also did wash the poultry twice before we let it dry - smoked 9
===> a) Would using sea salt, which supposedly has less
sodium, be as good as using regular or Kosher salt ?
KIT: No. Use kosher (doesn't have to be capitalized) or
pickling salt. Save sea salt for baking bread. To reduce the
sodium, use less salt.
Someone Else: No, it would just be a lot more expensive.
Don't use regular salt either. Stick with Kosher salt.
===> b) Can the percentage of salt used in the solution (1
cup per gallon) be reduced without affecting the brining process
KIT: Oooo !..... 3/4 cup per gallon is the upper end !!!
Add 1/2 cup brown sugar. It will reduce the salt flavor.
S.E. : Yes. The starter for my brine has 3/4 cup of Kosher
salt and 2/3 cup of white sugar. The sugar seems to reduce the
===> c) Can Dr. Pepper be substituted for 1/2 of the water
? Example: 1/2 gal water, 1/2 gal Dr. Pepper, 3/4 cup sea salt,
other spices as desired. (And the "Dr. Pepper" could
also include orange juice, beer, apple juice, etc.).
KIT: Keep away from acids in the brine. It will cause the
meat's exterior to get mushy. Dr Pepper is loaded with
S.E.: Well, I don't know about Dr. Pepper. Belly swears by
it. You want to increase the sugar level in your brine, and Dr.
Pepper might just work. Stay away from any acidic liquid such as
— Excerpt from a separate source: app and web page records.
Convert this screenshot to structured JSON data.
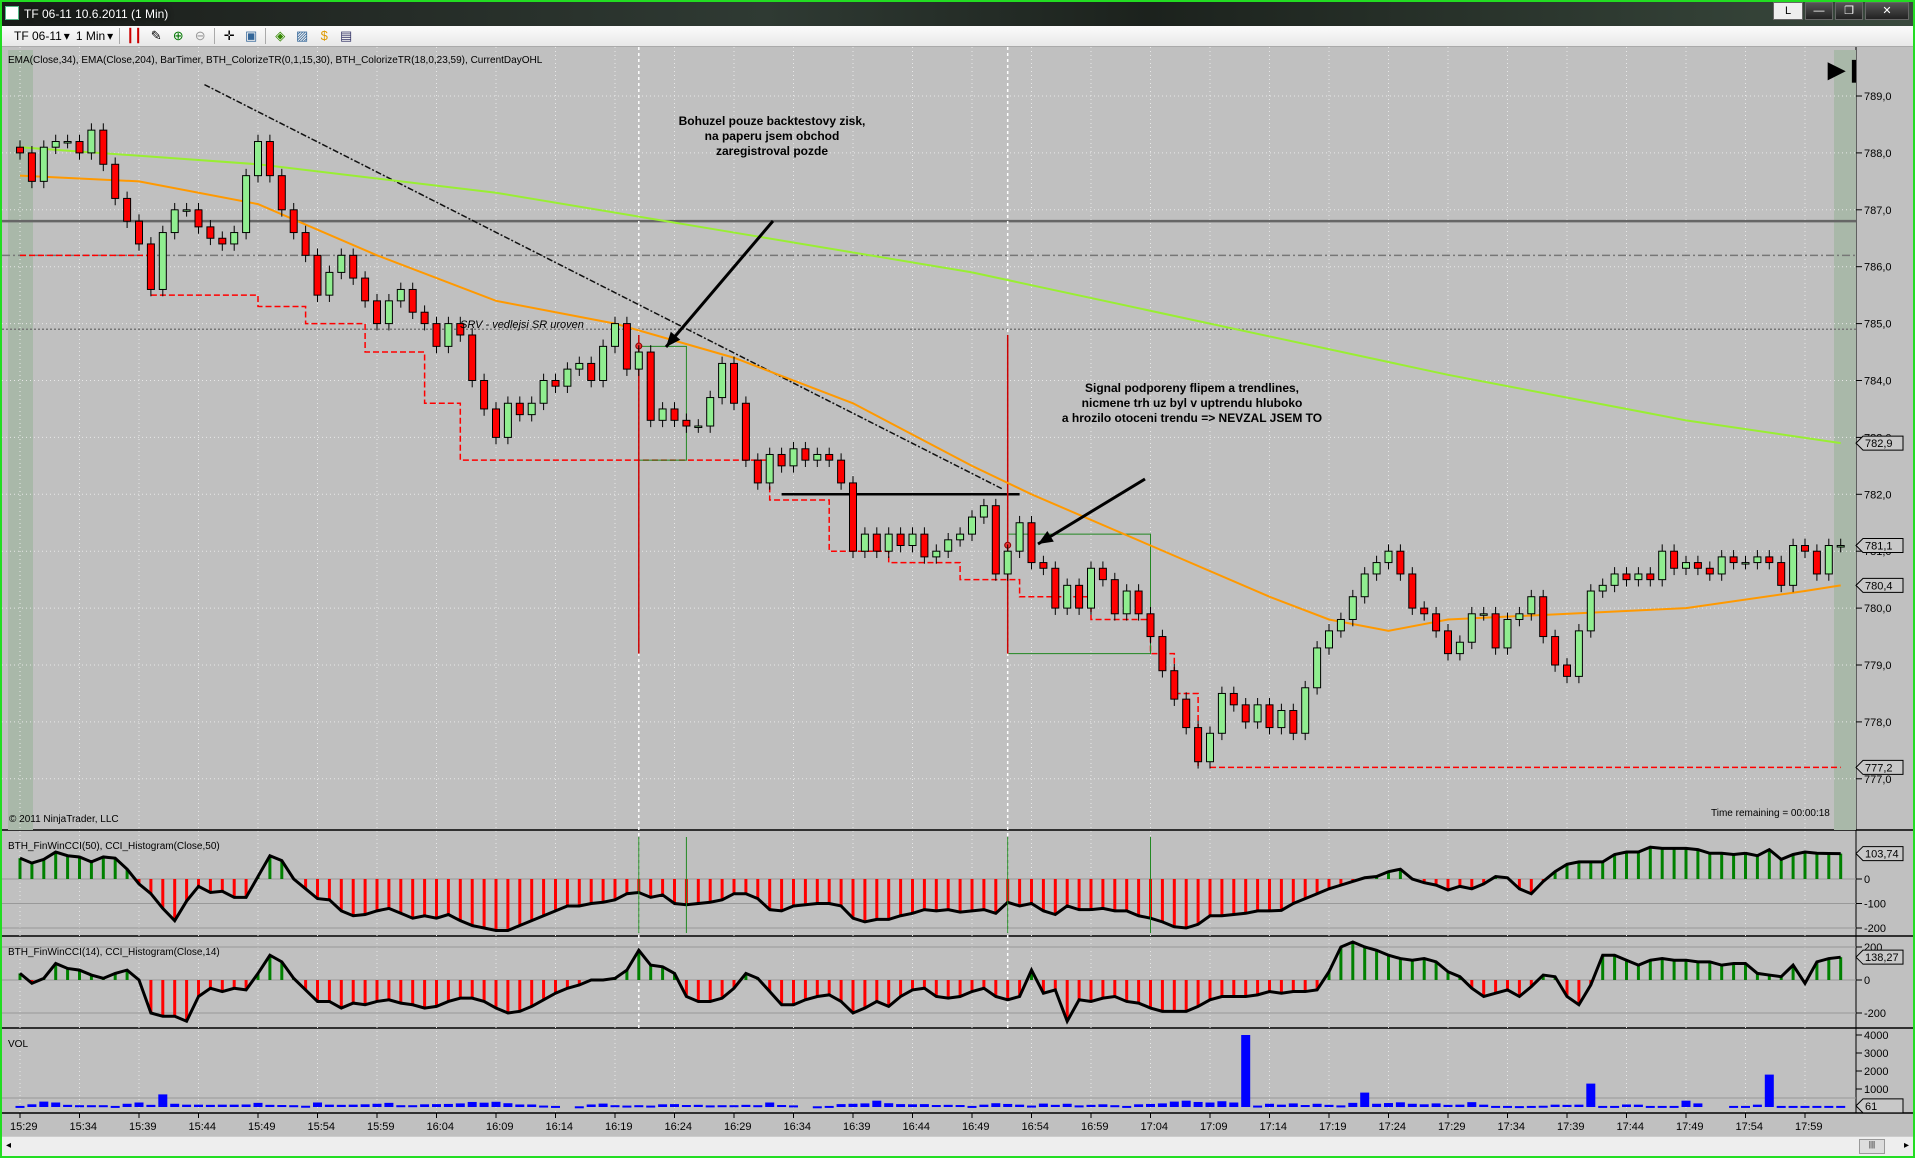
{
  "window": {
    "title": "TF 06-11  10.6.2011 (1 Min)",
    "btn_l": "L",
    "btn_min": "—",
    "btn_max": "❐",
    "btn_close": "✕"
  },
  "toolbar": {
    "instrument": "TF 06-11",
    "interval": "1 Min"
  },
  "main_panel": {
    "indicators_label": "EMA(Close,34), EMA(Close,204), BarTimer, BTH_ColorizeTR(0,1,15,30), BTH_ColorizeTR(18,0,23,59), CurrentDayOHL",
    "copyright": "© 2011 NinjaTrader, LLC",
    "time_remaining": "Time remaining = 00:00:18",
    "srv_label": "SRV - vedlejsi SR uroven",
    "note1": [
      "Bohuzel pouze backtestovy zisk,",
      "na paperu jsem obchod",
      "zaregistroval pozde"
    ],
    "note2": [
      "Signal podporeny flipem a trendlines,",
      "nicmene trh uz byl v uptrendu hluboko",
      "a hrozilo otoceni trendu => NEVZAL JSEM TO"
    ],
    "price_ticks": [
      "789,0",
      "788,0",
      "787,0",
      "786,0",
      "785,0",
      "784,0",
      "783,0",
      "782,0",
      "781,0",
      "780,0",
      "779,0",
      "778,0",
      "777,0"
    ],
    "markers": [
      {
        "label": "782,9",
        "value": 782.9
      },
      {
        "label": "781,1",
        "value": 781.1
      },
      {
        "label": "780,4",
        "value": 780.4
      },
      {
        "label": "777,2",
        "value": 777.2
      }
    ]
  },
  "cci50_panel": {
    "label": "BTH_FinWinCCI(50), CCI_Histogram(Close,50)",
    "ticks": [
      "0",
      "-100",
      "-200"
    ],
    "marker": "103,74"
  },
  "cci14_panel": {
    "label": "BTH_FinWinCCI(14), CCI_Histogram(Close,14)",
    "ticks": [
      "200",
      "0",
      "-200"
    ],
    "marker": "138,27"
  },
  "vol_panel": {
    "label": "VOL",
    "ticks": [
      "4000",
      "3000",
      "2000",
      "1000"
    ],
    "marker": "61"
  },
  "colors": {
    "bg": "#c0c0c0",
    "up": "#90ee90",
    "down": "#ff0000",
    "ema34": "#ff9900",
    "ema204": "#99ee33",
    "hist_up": "#008000",
    "hist_down": "#ff0000",
    "vol": "#0000ff"
  },
  "chart_data": {
    "type": "candlestick",
    "start_time": "15:29",
    "interval_min": 1,
    "time_labels": [
      "15:29",
      "15:34",
      "15:39",
      "15:44",
      "15:49",
      "15:54",
      "15:59",
      "16:04",
      "16:09",
      "16:14",
      "16:19",
      "16:24",
      "16:29",
      "16:34",
      "16:39",
      "16:44",
      "16:49",
      "16:54",
      "16:59",
      "17:04",
      "17:09",
      "17:14",
      "17:19",
      "17:24",
      "17:29",
      "17:34",
      "17:39",
      "17:44",
      "17:49",
      "17:54",
      "17:59"
    ],
    "ylim": [
      776.8,
      789.5
    ],
    "close": [
      788.0,
      787.5,
      788.1,
      788.2,
      788.2,
      788.0,
      788.4,
      787.8,
      787.2,
      786.8,
      786.4,
      785.6,
      786.6,
      787.0,
      787.0,
      786.7,
      786.5,
      786.4,
      786.6,
      787.6,
      788.2,
      787.6,
      787.0,
      786.6,
      786.2,
      785.5,
      785.9,
      786.2,
      785.8,
      785.4,
      785.0,
      785.4,
      785.6,
      785.2,
      785.0,
      784.6,
      785.0,
      784.8,
      784.0,
      783.5,
      783.0,
      783.6,
      783.4,
      783.6,
      784.0,
      783.9,
      784.2,
      784.3,
      784.0,
      784.6,
      785.0,
      784.2,
      784.5,
      783.3,
      783.5,
      783.3,
      783.2,
      783.2,
      783.7,
      784.3,
      783.6,
      782.6,
      782.2,
      782.7,
      782.5,
      782.8,
      782.6,
      782.7,
      782.6,
      782.2,
      781.0,
      781.3,
      781.0,
      781.3,
      781.1,
      781.3,
      780.9,
      781.0,
      781.2,
      781.3,
      781.6,
      781.8,
      780.6,
      781.0,
      781.5,
      780.8,
      780.7,
      780.0,
      780.4,
      780.0,
      780.7,
      780.5,
      779.9,
      780.3,
      779.9,
      779.5,
      778.9,
      778.4,
      777.9,
      777.3,
      777.8,
      778.5,
      778.3,
      778.0,
      778.3,
      777.9,
      778.2,
      777.8,
      778.6,
      779.3,
      779.6,
      779.8,
      780.2,
      780.6,
      780.8,
      781.0,
      780.6,
      780.0,
      779.9,
      779.6,
      779.2,
      779.4,
      779.9,
      779.9,
      779.3,
      779.8,
      779.9,
      780.2,
      779.5,
      779.0,
      778.8,
      779.6,
      780.3,
      780.4,
      780.6,
      780.5,
      780.6,
      780.5,
      781.0,
      780.7,
      780.8,
      780.7,
      780.6,
      780.9,
      780.8,
      780.8,
      780.9,
      780.8,
      780.4,
      781.1,
      781.0,
      780.6,
      781.1,
      781.1
    ],
    "ema34": [
      [
        0,
        787.6
      ],
      [
        10,
        787.5
      ],
      [
        20,
        787.1
      ],
      [
        30,
        786.2
      ],
      [
        40,
        785.4
      ],
      [
        50,
        785.0
      ],
      [
        60,
        784.4
      ],
      [
        70,
        783.6
      ],
      [
        80,
        782.5
      ],
      [
        85,
        782.0
      ],
      [
        95,
        781.1
      ],
      [
        105,
        780.2
      ],
      [
        110,
        779.8
      ],
      [
        115,
        779.6
      ],
      [
        120,
        779.8
      ],
      [
        140,
        780.0
      ],
      [
        150,
        780.3
      ],
      [
        153,
        780.4
      ]
    ],
    "ema204": [
      [
        0,
        788.1
      ],
      [
        20,
        787.8
      ],
      [
        40,
        787.3
      ],
      [
        60,
        786.6
      ],
      [
        80,
        785.9
      ],
      [
        100,
        785.0
      ],
      [
        120,
        784.1
      ],
      [
        140,
        783.3
      ],
      [
        153,
        782.9
      ]
    ],
    "levels": [
      {
        "price": 786.8,
        "style": "solid-gray"
      },
      {
        "price": 786.2,
        "style": "dashdot-gray"
      },
      {
        "price": 784.9,
        "style": "dotted-gray"
      },
      {
        "price": 786.2,
        "from": 0,
        "to": 11,
        "style": "dashed-red"
      },
      {
        "price": 777.2,
        "from": 100,
        "to": 153,
        "style": "dashed-red"
      },
      {
        "price": 782.0,
        "from": 64,
        "to": 84,
        "style": "solid-black"
      }
    ],
    "trendline": [
      [
        15.5,
        789.2
      ],
      [
        82.5,
        782.1
      ]
    ],
    "trail_stop": [
      [
        11,
        785.5
      ],
      [
        20,
        785.5
      ],
      [
        20,
        785.3
      ],
      [
        24,
        785.3
      ],
      [
        24,
        785.0
      ],
      [
        29,
        785.0
      ],
      [
        29,
        784.5
      ],
      [
        34,
        784.5
      ],
      [
        34,
        783.6
      ],
      [
        37,
        783.6
      ],
      [
        37,
        782.6
      ],
      [
        63,
        782.6
      ],
      [
        63,
        781.9
      ],
      [
        68,
        781.9
      ],
      [
        68,
        781.0
      ],
      [
        73,
        781.0
      ],
      [
        73,
        780.8
      ],
      [
        79,
        780.8
      ],
      [
        79,
        780.5
      ],
      [
        84,
        780.5
      ],
      [
        84,
        780.2
      ],
      [
        90,
        780.2
      ],
      [
        90,
        779.8
      ],
      [
        95,
        779.8
      ],
      [
        95,
        779.2
      ],
      [
        97,
        779.2
      ],
      [
        97,
        778.5
      ],
      [
        99,
        778.5
      ],
      [
        99,
        777.2
      ]
    ],
    "boxes": [
      [
        52,
        56,
        784.6,
        782.6
      ],
      [
        83,
        95,
        781.3,
        779.2
      ]
    ],
    "signal_lines": [
      52,
      83
    ],
    "cci50": [
      85,
      65,
      80,
      110,
      95,
      90,
      70,
      90,
      85,
      40,
      -20,
      -60,
      -120,
      -170,
      -90,
      -30,
      -55,
      -50,
      -75,
      -75,
      10,
      95,
      75,
      0,
      -40,
      -80,
      -85,
      -130,
      -150,
      -145,
      -130,
      -120,
      -140,
      -160,
      -150,
      -160,
      -145,
      -170,
      -190,
      -200,
      -210,
      -210,
      -190,
      -170,
      -150,
      -130,
      -110,
      -110,
      -100,
      -95,
      -85,
      -60,
      -55,
      -75,
      -65,
      -100,
      -105,
      -100,
      -95,
      -85,
      -60,
      -60,
      -80,
      -125,
      -130,
      -110,
      -105,
      -100,
      -100,
      -110,
      -160,
      -175,
      -165,
      -165,
      -150,
      -140,
      -125,
      -130,
      -125,
      -135,
      -130,
      -125,
      -140,
      -95,
      -110,
      -100,
      -130,
      -145,
      -110,
      -125,
      -125,
      -120,
      -130,
      -130,
      -150,
      -160,
      -175,
      -195,
      -200,
      -185,
      -150,
      -150,
      -145,
      -140,
      -130,
      -130,
      -128,
      -100,
      -80,
      -60,
      -40,
      -25,
      -10,
      5,
      10,
      30,
      40,
      0,
      -15,
      -25,
      -45,
      -30,
      -40,
      -20,
      10,
      5,
      -40,
      -60,
      -10,
      30,
      60,
      70,
      70,
      70,
      100,
      110,
      110,
      130,
      125,
      125,
      125,
      120,
      105,
      105,
      100,
      105,
      95,
      120,
      80,
      100,
      110,
      105,
      104,
      103.74
    ],
    "cci14": [
      40,
      -20,
      10,
      100,
      70,
      60,
      30,
      10,
      40,
      60,
      0,
      -200,
      -220,
      -220,
      -250,
      -100,
      -50,
      -70,
      -50,
      -60,
      40,
      150,
      110,
      10,
      -60,
      -130,
      -130,
      -170,
      -140,
      -150,
      -130,
      -120,
      -140,
      -150,
      -170,
      -160,
      -130,
      -110,
      -110,
      -130,
      -170,
      -200,
      -190,
      -160,
      -120,
      -80,
      -50,
      -30,
      0,
      0,
      10,
      60,
      180,
      90,
      80,
      40,
      -100,
      -130,
      -130,
      -110,
      -50,
      40,
      10,
      -70,
      -150,
      -150,
      -120,
      -100,
      -90,
      -130,
      -200,
      -170,
      -130,
      -160,
      -100,
      -60,
      -50,
      -100,
      -110,
      -100,
      -70,
      -50,
      -100,
      -120,
      -100,
      60,
      -80,
      -60,
      -250,
      -120,
      -130,
      -110,
      -100,
      -130,
      -140,
      -170,
      -190,
      -190,
      -190,
      -160,
      -120,
      -100,
      -100,
      -100,
      -90,
      -70,
      -80,
      -70,
      -70,
      -60,
      50,
      200,
      230,
      200,
      180,
      150,
      130,
      120,
      130,
      110,
      50,
      20,
      -50,
      -100,
      -80,
      -60,
      -100,
      -40,
      30,
      20,
      -100,
      -150,
      -30,
      150,
      150,
      120,
      90,
      120,
      130,
      120,
      120,
      110,
      110,
      90,
      100,
      100,
      40,
      30,
      20,
      90,
      -20,
      110,
      130,
      138.27
    ],
    "volume": [
      60,
      150,
      300,
      250,
      120,
      100,
      100,
      100,
      60,
      180,
      250,
      120,
      700,
      180,
      130,
      130,
      120,
      130,
      130,
      140,
      230,
      120,
      110,
      100,
      70,
      250,
      130,
      120,
      130,
      150,
      180,
      230,
      100,
      100,
      150,
      160,
      170,
      200,
      280,
      240,
      290,
      210,
      140,
      140,
      80,
      60,
      0,
      40,
      140,
      190,
      100,
      80,
      100,
      80,
      150,
      160,
      110,
      120,
      90,
      100,
      100,
      120,
      100,
      250,
      110,
      90,
      0,
      40,
      60,
      160,
      180,
      200,
      350,
      210,
      160,
      150,
      160,
      110,
      120,
      110,
      60,
      130,
      210,
      170,
      130,
      80,
      190,
      120,
      180,
      90,
      120,
      150,
      100,
      60,
      150,
      170,
      200,
      300,
      350,
      280,
      250,
      320,
      250,
      4000,
      80,
      180,
      130,
      200,
      110,
      180,
      120,
      90,
      230,
      800,
      180,
      220,
      260,
      180,
      150,
      200,
      120,
      130,
      270,
      130,
      60,
      60,
      50,
      60,
      70,
      130,
      120,
      130,
      1300,
      60,
      60,
      140,
      130,
      60,
      60,
      60,
      350,
      200,
      0,
      0,
      60,
      60,
      130,
      1800,
      60,
      60,
      60,
      61,
      61,
      61
    ]
  }
}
orange juice or vinegar when brining tender cuts of meat.
===> d) Any further comments.
KIT: Yeah...What's wrong with Glavine?